Empower Your Team Members To Become Skilled Data Storytellers
The basic ability to interpret and share insights from analytics and business intelligence (BI) is an essential skill for all modern professionals. The good news is that anyone can develop these skills thanks to democratized analytics and the availability of purpose-built, easy-to-understand digital tools.
Unfortunately, most of us still struggle with the part that really counts — conveying insights from analytics to our colleagues in ways that boost business results. Only a few years ago, the National Center for Education Statistics (NCES) found that U.S. adults ranked 21st of 23 countries in two key areas: data interpretation and problem-solving.
It is data storytelling — a business-critical skill that serves as a bridge between analytics and decision-making — that today’s workforce is lacking. Here we’ll share some key points of advice for turning regular business users into skilled data storytellers.
Why Is Data Storytelling So Important To Modern Business?
According to a Harvard Business Review article published early last year, “The data itself is clear on this: Data-driven decision-making markedly improves business performance.” There isn’t a simple path forward for teaching team members to interpret business-critical charts, dashboards and visualizations. Even so, they need the deep understanding those resources provide to make successful decisions.
Data storytelling bridges that gap, even among team members who have no closeness to analytics themselves. Storytellers use data-driven narratives to enlighten those team members for whom data analysis is unavailable, inaccessible or simply not the best use of their time. As Forbes contributor Brent Dykes described, “Data stories provide just the right amount of detail and help the audience to understand the meaning behind the numbers.”
As businesses begin to bridge the gap between advanced analytics and their workers, they need both citizen and professional data scientists who can find value in that data and share it. The burden is on data storytellers to breathe life into the data and give it meaning in the form of narratives that key decision-makers can understand and leverage to drive real results for their companies.
Cultivating Data Storytelling Capacities Within Your Organization
With this in mind, leaders can no longer rely on data scientists alone to access and interpret analytics.

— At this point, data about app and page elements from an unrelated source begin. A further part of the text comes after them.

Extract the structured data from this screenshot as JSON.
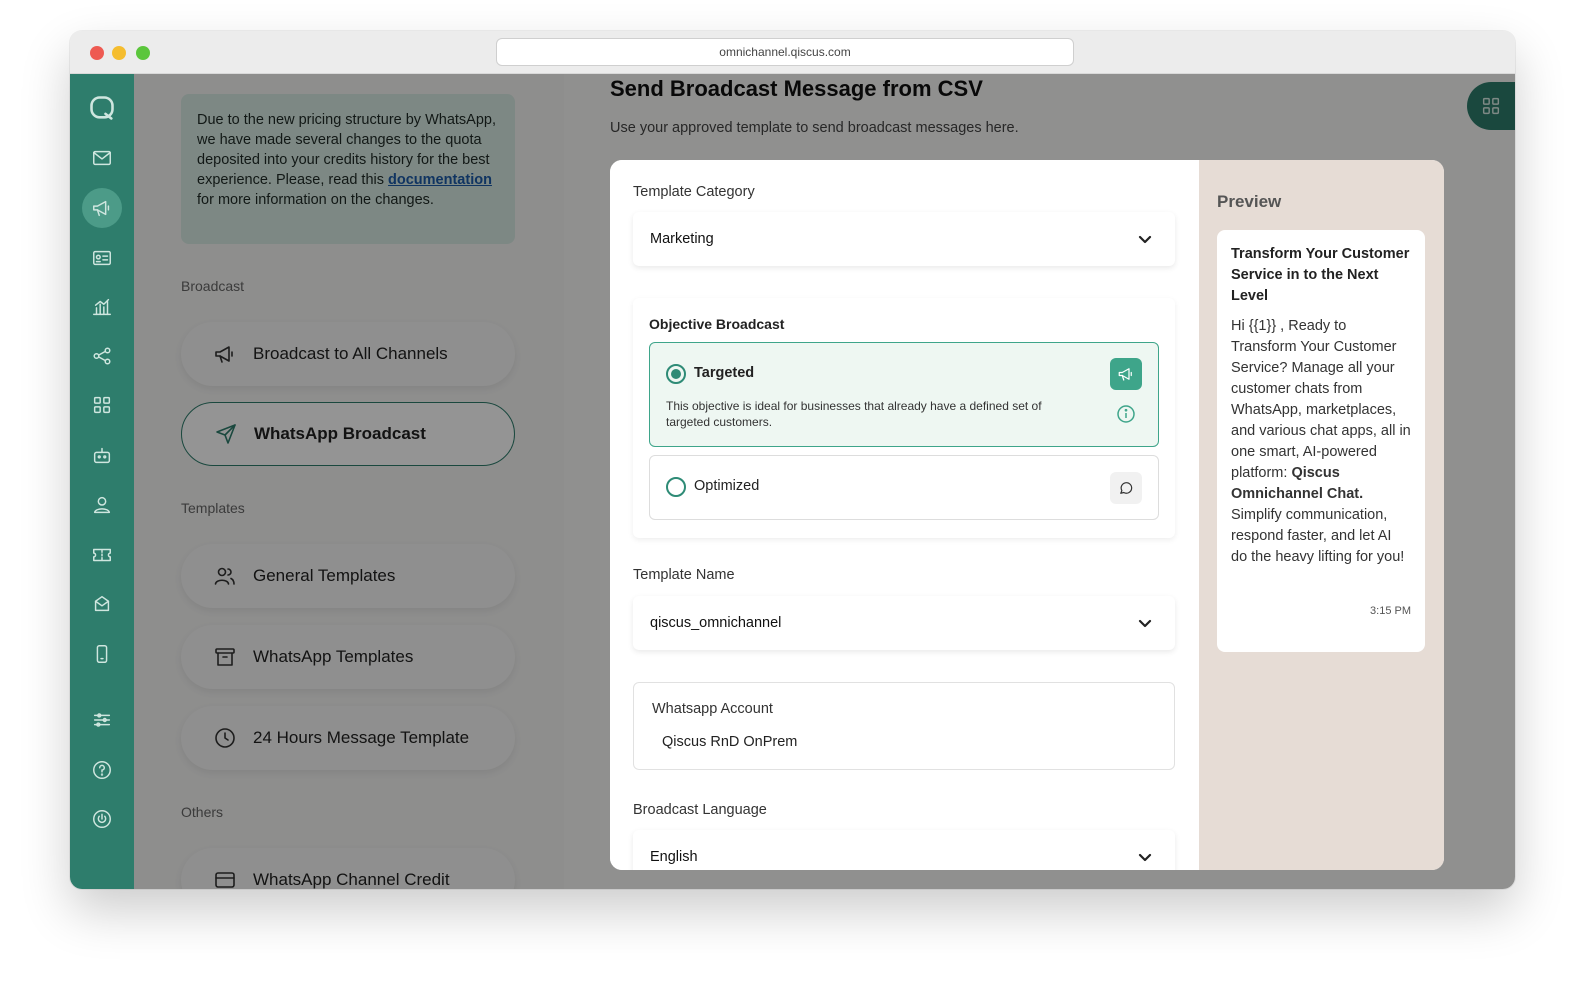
{
  "browser": {
    "url": "omnichannel.qiscus.com"
  },
  "notice": {
    "text_before": "Due to the new pricing structure by WhatsApp, we have made several changes to the quota deposited into your credits history for the best experience. Please, read this ",
    "link": "documentation",
    "text_after": " for more information on the changes."
  },
  "menu": {
    "broadcast_label": "Broadcast",
    "broadcast_all": "Broadcast to All Channels",
    "whatsapp_broadcast": "WhatsApp Broadcast",
    "templates_label": "Templates",
    "general_templates": "General Templates",
    "whatsapp_templates": "WhatsApp Templates",
    "hours_template": "24 Hours Message Template",
    "others_label": "Others",
    "channel_credit": "WhatsApp Channel Credit"
  },
  "page": {
    "title": "Send Broadcast Message from CSV",
    "subtitle": "Use your approved template to send broadcast messages here."
  },
  "form": {
    "category_label": "Template Category",
    "category_value": "Marketing",
    "objective_title": "Objective Broadcast",
    "targeted_label": "Targeted",
    "targeted_desc": "This objective is ideal for businesses that already have a defined set of targeted customers.",
    "optimized_label": "Optimized",
    "template_name_label": "Template Name",
    "template_name_value": "qiscus_omnichannel",
    "account_label": "Whatsapp Account",
    "account_value": "Qiscus RnD OnPrem",
    "language_label": "Broadcast Language",
    "language_value": "English"
  },
  "preview": {
    "title": "Preview",
    "header": "Transform Your Customer Service in to the Next Level",
    "body_start": "Hi {{1}} , Ready to Transform Your Customer Service? Manage all your customer chats from WhatsApp, marketplaces, and various chat apps, all in one smart, AI-powered platform: ",
    "body_bold": "Qiscus Omnichannel Chat.",
    "body_end": " Simplify communication, respond faster, and let AI do the heavy lifting for you!",
    "time": "3:15 PM"
  },
  "colors": {
    "rail": "#2e7d6c",
    "accent": "#3ea58a",
    "preview_bg": "#e6dcd5"
  },
  "icons": {
    "rail": [
      "qiscus-logo-icon",
      "inbox-icon",
      "megaphone-icon",
      "contact-card-icon",
      "analytics-icon",
      "share-icon",
      "apps-icon",
      "bot-icon",
      "agent-icon",
      "ticket-icon",
      "mailbox-icon",
      "mobile-icon",
      "settings-sliders-icon",
      "help-icon",
      "power-icon"
    ]
  }
}
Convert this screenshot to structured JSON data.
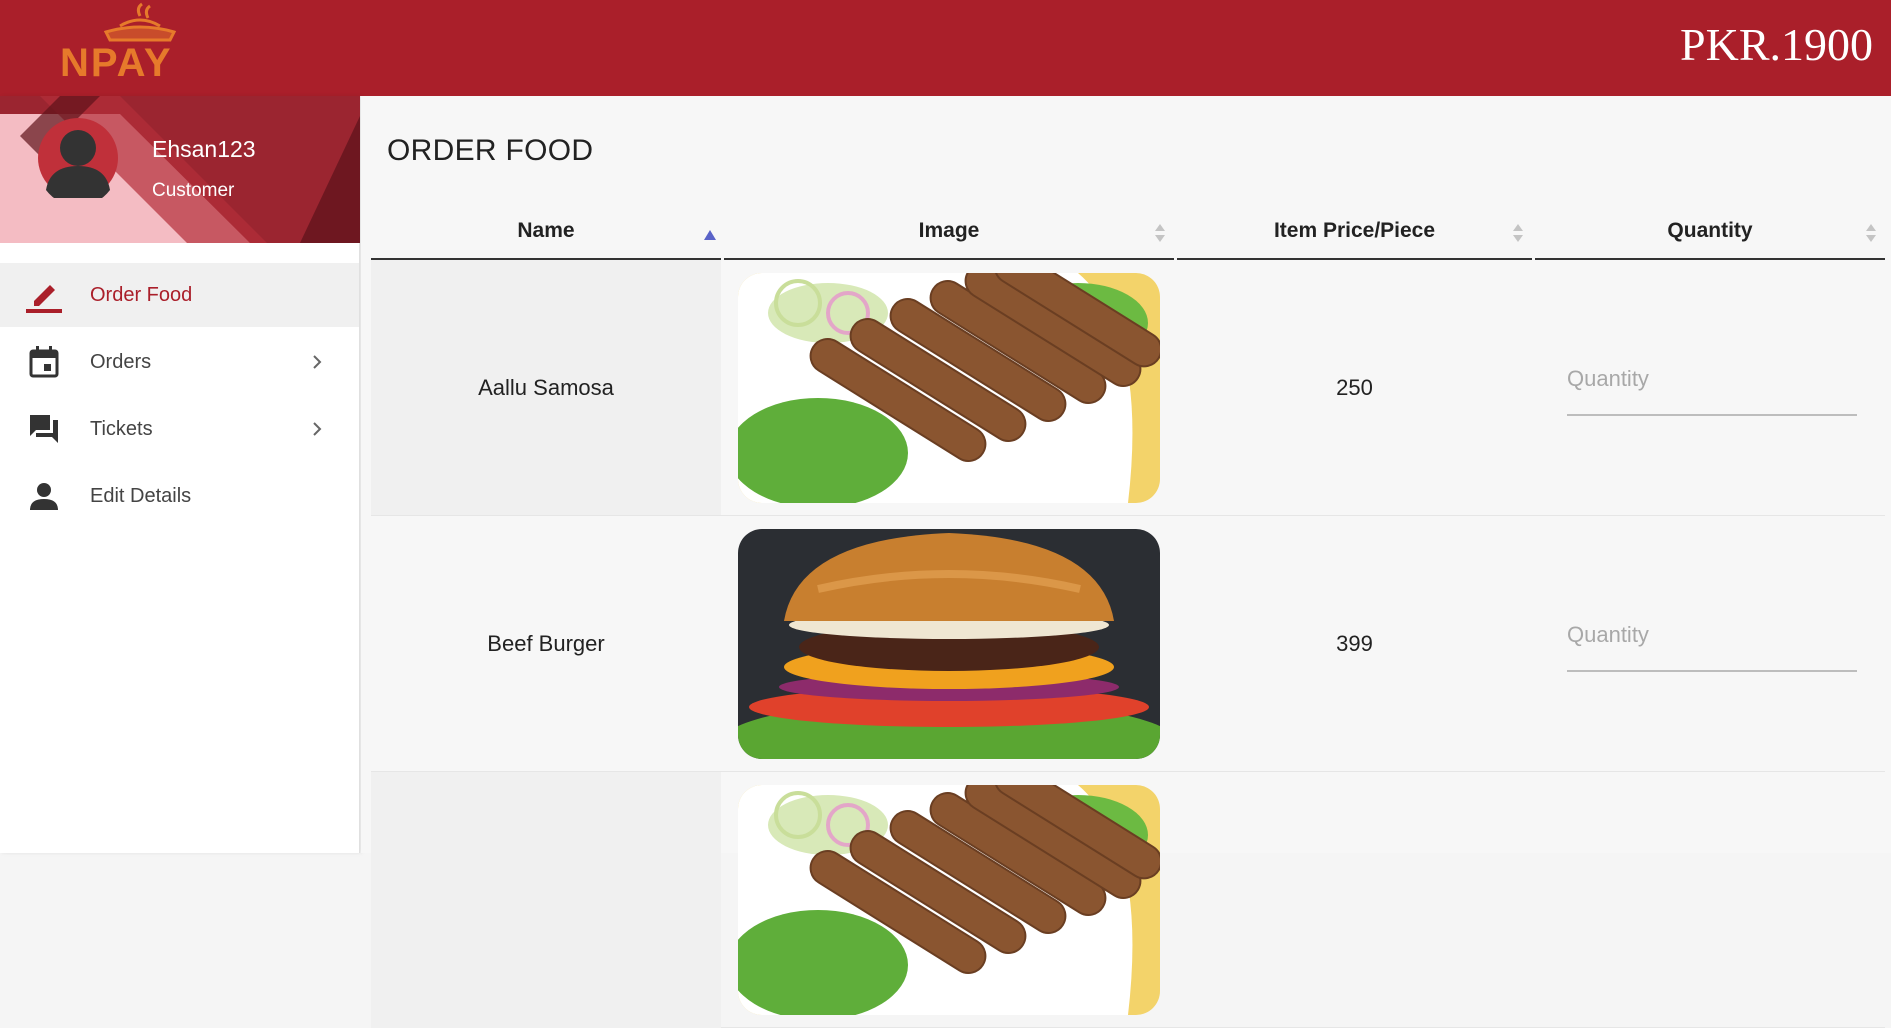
{
  "header": {
    "logo_text": "NPAY",
    "balance": "PKR.1900",
    "colors": {
      "brand": "#aa1f2a",
      "logo": "#e67a2b"
    }
  },
  "profile": {
    "username": "Ehsan123",
    "role": "Customer"
  },
  "nav": [
    {
      "label": "Order Food",
      "icon": "pencil-icon",
      "active": true,
      "has_chevron": false
    },
    {
      "label": "Orders",
      "icon": "calendar-icon",
      "active": false,
      "has_chevron": true
    },
    {
      "label": "Tickets",
      "icon": "forum-icon",
      "active": false,
      "has_chevron": true
    },
    {
      "label": "Edit Details",
      "icon": "person-icon",
      "active": false,
      "has_chevron": false
    }
  ],
  "page": {
    "title": "ORDER FOOD"
  },
  "table": {
    "columns": [
      "Name",
      "Image",
      "Item Price/Piece",
      "Quantity"
    ],
    "sorted_column": "Name",
    "sort_direction": "ascending",
    "rows": [
      {
        "name": "Aallu Samosa",
        "image": "seekh-kebab-image",
        "price": "250",
        "quantity_placeholder": "Quantity"
      },
      {
        "name": "Beef Burger",
        "image": "burger-image",
        "price": "399",
        "quantity_placeholder": "Quantity"
      },
      {
        "name": "",
        "image": "seekh-kebab-image",
        "price": "",
        "quantity_placeholder": ""
      }
    ]
  }
}
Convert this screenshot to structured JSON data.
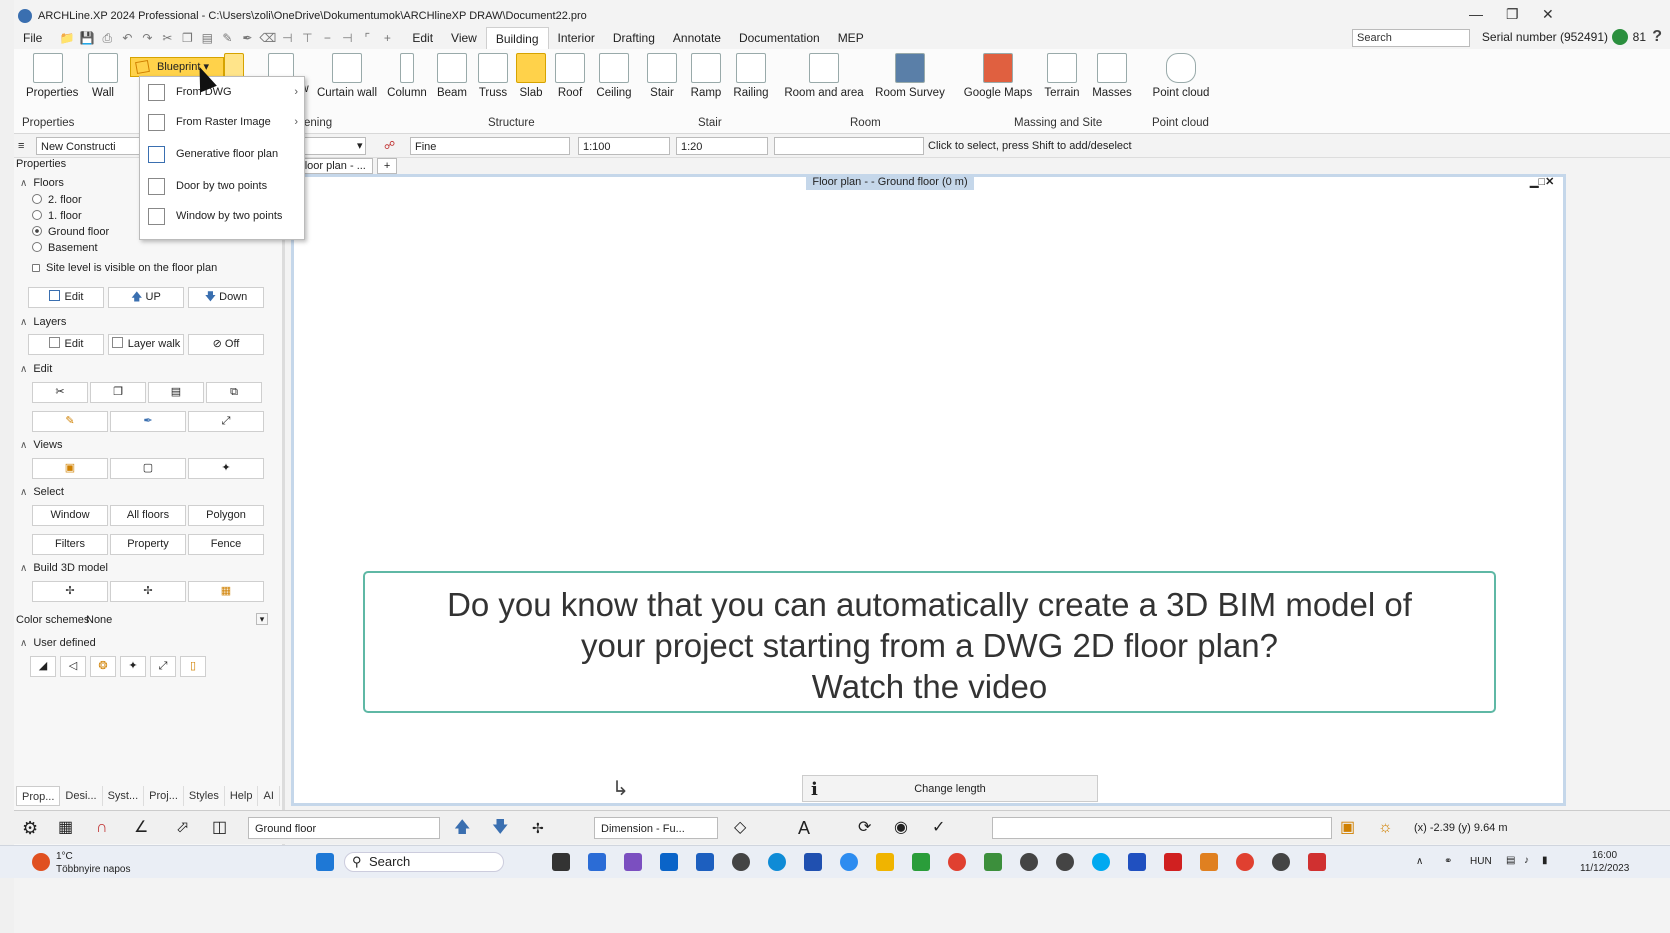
{
  "window": {
    "title": "ARCHLine.XP 2024 Professional - C:\\Users\\zoli\\OneDrive\\Dokumentumok\\ARCHlineXP DRAW\\Document22.pro"
  },
  "menu": {
    "file": "File",
    "items": [
      "Edit",
      "View",
      "Building",
      "Interior",
      "Drafting",
      "Annotate",
      "Documentation",
      "MEP"
    ],
    "active": "Building"
  },
  "header": {
    "search_placeholder": "Search",
    "serial": "Serial number (952491)",
    "count": "81"
  },
  "ribbon": {
    "properties": "Properties",
    "wall": "Wall",
    "blueprint": "Blueprint",
    "curtain_wall": "Curtain wall",
    "column": "Column",
    "beam": "Beam",
    "truss": "Truss",
    "slab": "Slab",
    "roof": "Roof",
    "ceiling": "Ceiling",
    "stair": "Stair",
    "ramp": "Ramp",
    "railing": "Railing",
    "room_area": "Room and area",
    "room_survey": "Room Survey",
    "google_maps": "Google Maps",
    "terrain": "Terrain",
    "masses": "Masses",
    "point_cloud": "Point cloud",
    "frag_ow": "ow",
    "groups": {
      "properties": "Properties",
      "opening": "ening",
      "structure": "Structure",
      "stair": "Stair",
      "room": "Room",
      "massing": "Massing and Site",
      "point_cloud": "Point cloud"
    }
  },
  "blueprint_menu": {
    "items": [
      "From DWG",
      "From Raster Image",
      "Generative floor plan",
      "Door by two points",
      "Window by two points"
    ]
  },
  "toolbar2": {
    "construction": "New Constructi",
    "fine": "Fine",
    "scale": "1:100",
    "line": "1:20",
    "hint": "Click to select, press Shift to add/deselect"
  },
  "panel": {
    "title": "Properties",
    "floors_label": "Floors",
    "floors": [
      "2. floor",
      "1. floor",
      "Ground floor",
      "Basement"
    ],
    "site_level": "Site level is visible on the floor plan",
    "edit": "Edit",
    "up": "UP",
    "down": "Down",
    "layers_label": "Layers",
    "layers_edit": "Edit",
    "layer_walk": "Layer walk",
    "off": "Off",
    "edit_label": "Edit",
    "views_label": "Views",
    "select_label": "Select",
    "window": "Window",
    "all_floors": "All floors",
    "polygon": "Polygon",
    "filters": "Filters",
    "property": "Property",
    "fence": "Fence",
    "build3d_label": "Build 3D model",
    "color_schemes": "Color schemes",
    "color_value": "None",
    "user_defined": "User defined",
    "tabs": [
      "Prop...",
      "Desi...",
      "Syst...",
      "Proj...",
      "Styles",
      "Help",
      "AI"
    ]
  },
  "canvas": {
    "tab": "Floor plan - ...",
    "add_tab": "+",
    "title": "Floor plan -  - Ground floor (0 m)"
  },
  "banner": {
    "line1": "Do you know that you can automatically create a 3D BIM model of",
    "line2": "your project starting from a DWG 2D floor plan?",
    "line3": "Watch the video"
  },
  "change_length": "Change length",
  "bottom": {
    "floor": "Ground floor",
    "dimension": "Dimension - Fu...",
    "coords": "(x) -2.39  (y) 9.64 m"
  },
  "taskbar": {
    "temp": "1°C",
    "weather": "Többnyire napos",
    "search": "Search",
    "lang": "HUN",
    "time": "16:00",
    "date": "11/12/2023"
  }
}
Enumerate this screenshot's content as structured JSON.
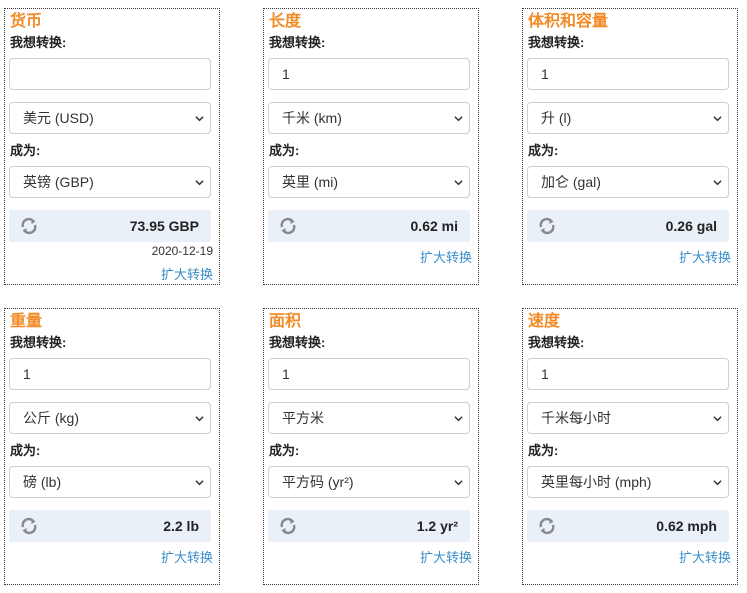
{
  "cards": [
    {
      "title": "货币",
      "from_label": "我想转换:",
      "input_value": "",
      "from_unit": "美元 (USD)",
      "to_label": "成为:",
      "to_unit": "英镑 (GBP)",
      "result": "73.95 GBP",
      "date": "2020-12-19",
      "expand": "扩大转换"
    },
    {
      "title": "长度",
      "from_label": "我想转换:",
      "input_value": "1",
      "from_unit": "千米 (km)",
      "to_label": "成为:",
      "to_unit": "英里 (mi)",
      "result": "0.62 mi",
      "expand": "扩大转换"
    },
    {
      "title": "体积和容量",
      "from_label": "我想转换:",
      "input_value": "1",
      "from_unit": "升 (l)",
      "to_label": "成为:",
      "to_unit": "加仑 (gal)",
      "result": "0.26 gal",
      "expand": "扩大转换"
    },
    {
      "title": "重量",
      "from_label": "我想转换:",
      "input_value": "1",
      "from_unit": "公斤 (kg)",
      "to_label": "成为:",
      "to_unit": "磅 (lb)",
      "result": "2.2 lb",
      "expand": "扩大转换"
    },
    {
      "title": "面积",
      "from_label": "我想转换:",
      "input_value": "1",
      "from_unit": "平方米",
      "to_label": "成为:",
      "to_unit": "平方码 (yr²)",
      "result": "1.2 yr²",
      "expand": "扩大转换"
    },
    {
      "title": "速度",
      "from_label": "我想转换:",
      "input_value": "1",
      "from_unit": "千米每小时",
      "to_label": "成为:",
      "to_unit": "英里每小时 (mph)",
      "result": "0.62 mph",
      "expand": "扩大转换"
    }
  ],
  "icons": {
    "refresh": "refresh-icon",
    "chevron": "chevron-down-icon"
  },
  "colors": {
    "title": "#f28c28",
    "link": "#3a8ec8",
    "result_bg": "#e9f0f8"
  }
}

Team members in all parts of the organization — sales, marketing, operations and others — require some data storytelling capacities to ensure internal decision-makers remain on the right track.
These storytellers help decision-makers to understand both the business and “human” significance of findings from analytics and to weave those insights into compelling narratives. These stories improve decision-making and also instill the confidence, understanding and agency their team members need to convey meaning as they apply those insights to their own responsibilities.
Today, any “citizen data scientist” can master data storytelling in the context of their or their team’s decision-making roles. Here are four ways you can transform your own team members into capable citizen data scientists and storytellers, relieving them of their dependency on technical users.
Create a road map for data literacy.
Business and team leaders should proactively support data literacy with educational programs that help teams realize the value available through insights and storytelling. In time, all team members should be able to use analytics tools, tell data stories, “speak the language” of analytics or some combination of the three.
Democratize access to insights from analytics.
Expanding access to analytics beyond technical specialists is critical for the data-storytelling capability to grow within your workforce. All team members should either interface with analytics tools or coordinate with immediate team members who have access so that they can share insights readily.
Create “a single version of the truth” for everyone.
Even with individualized data access, all teams should leverage insights from the same analytics resources. In this way, data stories can extend beyond individual teams and align with data stories from other parts of the company.
Start your data-storytelling culture with a targeted approach.
Identifying and applying your knowledge resources to a single, high-impact business area is a great way to begin your data-storytelling initiative. Find the department or team where you can realize the greatest value in the shortest amount of time and then communicate the benefits and results of that initiative to parts of the organization where you will focus next.
In time, data storytelling and the team members who wield it will become catalysts for a more robust data culture within the organization. Even as employees come and go, that foundational understanding will continue as they share with their newest colleagues.
Building A More Resilient Organization
Organizations simply cannot continue without a companywide approach to business intelligence. Preparing regular employees to become data storytellers builds resiliency without costly technical training, which is often reserved for only a small number of data scientists. As goals change and analytics technologies evolve, a culture of data storytelling can prevail, empowering teams to take on a wide range of future challenges.
Originally published on Forbes.com.